RightsCopyright © is held by the author. Digital access to this material is made possible by the University Libraries, University of Arizona. Further transmission, reproduction or presentation (such as public display or performance) of protected items is prohibited except with permission of the author.
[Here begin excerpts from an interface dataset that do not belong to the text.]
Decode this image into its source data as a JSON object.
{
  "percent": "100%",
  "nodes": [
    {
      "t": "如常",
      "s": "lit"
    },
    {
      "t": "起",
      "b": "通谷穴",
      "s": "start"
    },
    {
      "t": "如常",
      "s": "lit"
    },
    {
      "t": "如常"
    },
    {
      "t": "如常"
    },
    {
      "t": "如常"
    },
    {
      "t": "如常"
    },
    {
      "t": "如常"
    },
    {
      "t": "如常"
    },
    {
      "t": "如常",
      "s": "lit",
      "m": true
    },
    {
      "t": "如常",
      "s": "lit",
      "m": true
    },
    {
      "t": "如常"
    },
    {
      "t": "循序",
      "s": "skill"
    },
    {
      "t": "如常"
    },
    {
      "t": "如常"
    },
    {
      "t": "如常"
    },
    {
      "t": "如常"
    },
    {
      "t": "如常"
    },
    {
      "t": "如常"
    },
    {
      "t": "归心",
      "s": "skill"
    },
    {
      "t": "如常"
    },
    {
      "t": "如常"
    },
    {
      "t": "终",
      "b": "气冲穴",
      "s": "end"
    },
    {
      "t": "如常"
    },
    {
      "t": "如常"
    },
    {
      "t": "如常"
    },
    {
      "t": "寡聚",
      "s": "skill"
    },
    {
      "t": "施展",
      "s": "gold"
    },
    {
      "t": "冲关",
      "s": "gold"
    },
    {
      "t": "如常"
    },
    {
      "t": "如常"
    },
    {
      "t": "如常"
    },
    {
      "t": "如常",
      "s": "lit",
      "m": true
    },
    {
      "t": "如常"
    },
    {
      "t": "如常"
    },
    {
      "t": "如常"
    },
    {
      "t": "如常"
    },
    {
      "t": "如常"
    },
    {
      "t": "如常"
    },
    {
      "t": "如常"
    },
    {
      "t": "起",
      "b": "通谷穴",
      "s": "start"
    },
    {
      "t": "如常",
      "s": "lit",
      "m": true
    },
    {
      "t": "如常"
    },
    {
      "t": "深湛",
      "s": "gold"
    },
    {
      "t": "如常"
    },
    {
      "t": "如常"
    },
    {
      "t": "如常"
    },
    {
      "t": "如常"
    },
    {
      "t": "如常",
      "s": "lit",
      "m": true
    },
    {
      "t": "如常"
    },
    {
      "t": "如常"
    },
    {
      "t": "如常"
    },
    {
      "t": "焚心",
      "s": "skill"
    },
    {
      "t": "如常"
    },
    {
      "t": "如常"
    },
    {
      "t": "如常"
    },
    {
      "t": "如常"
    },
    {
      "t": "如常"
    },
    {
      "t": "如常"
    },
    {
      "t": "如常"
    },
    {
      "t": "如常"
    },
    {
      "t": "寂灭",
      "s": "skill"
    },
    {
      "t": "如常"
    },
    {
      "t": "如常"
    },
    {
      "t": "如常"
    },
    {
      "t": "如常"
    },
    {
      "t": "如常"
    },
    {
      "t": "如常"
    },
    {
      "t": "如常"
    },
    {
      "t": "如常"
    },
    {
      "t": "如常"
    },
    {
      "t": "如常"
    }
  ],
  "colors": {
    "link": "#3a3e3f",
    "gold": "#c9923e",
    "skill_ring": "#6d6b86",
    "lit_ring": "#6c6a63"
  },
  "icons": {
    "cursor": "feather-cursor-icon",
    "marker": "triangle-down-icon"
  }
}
AbstractIn light of the importance of preventive measures to effectively reduce the mortality rate associated with colon cancer, and the importance of adherence to treatment in the study of cancer prevention, the aim of this study was to identify variables that explain adherence to treatment in a long term, colon cancer prevention clinical trial. The Wheat Bran Fiber study is a double-blinded, placebo-controlled trial evaluating the efficacy of daily wheat bran fiber supplementation on polyp recurrence in 1,400 randomized persons with adenomatous colon polyp history. Adherence was defined as consumption of the cereal regimen during the specific evaluation period. It was evaluated through the count of returned unopened cereal boxes, and self-monitoring. Data were collected prospectively and discretely during clinic visits that took place approximately every three months. The Life-Style Questionnaire was constructed as a theory driven instrument with three major components: past adherence behavior, social network and self-motivation. I was given a baseline to 910 participants. The evaluation of potential predictors of attrition was conducted using survival analysis techniques. Specifically, a Weibull distribution was used to model the data. Demographic characteristics, physiological changes, and psychological variables constituted the explanatory variables of the model. The two most important predictors of attrition in this study, for both males and females, were exposure to high fiber and experiencing side effects, whether or not study related. Other significant predictors were self-motivation and adherence at baseline for males, and self-motivation, smoking history, and study expectations for females. One of the most interesting findings is the difference in risk between males and females. The higher hazard for females when toxicities were present suggests that women have more difficulties managing side effects. Also, smoking history was not a significant predictor of the hazard for males. Although the reason of such difference is unknown, it can be speculated that the motivations for and the circumstances under which males and females smoke might be completely different. Overall, these results confirm the multifactorial determination of attrition as a time-to-event phenomenon.
Degree ProgramGraduate College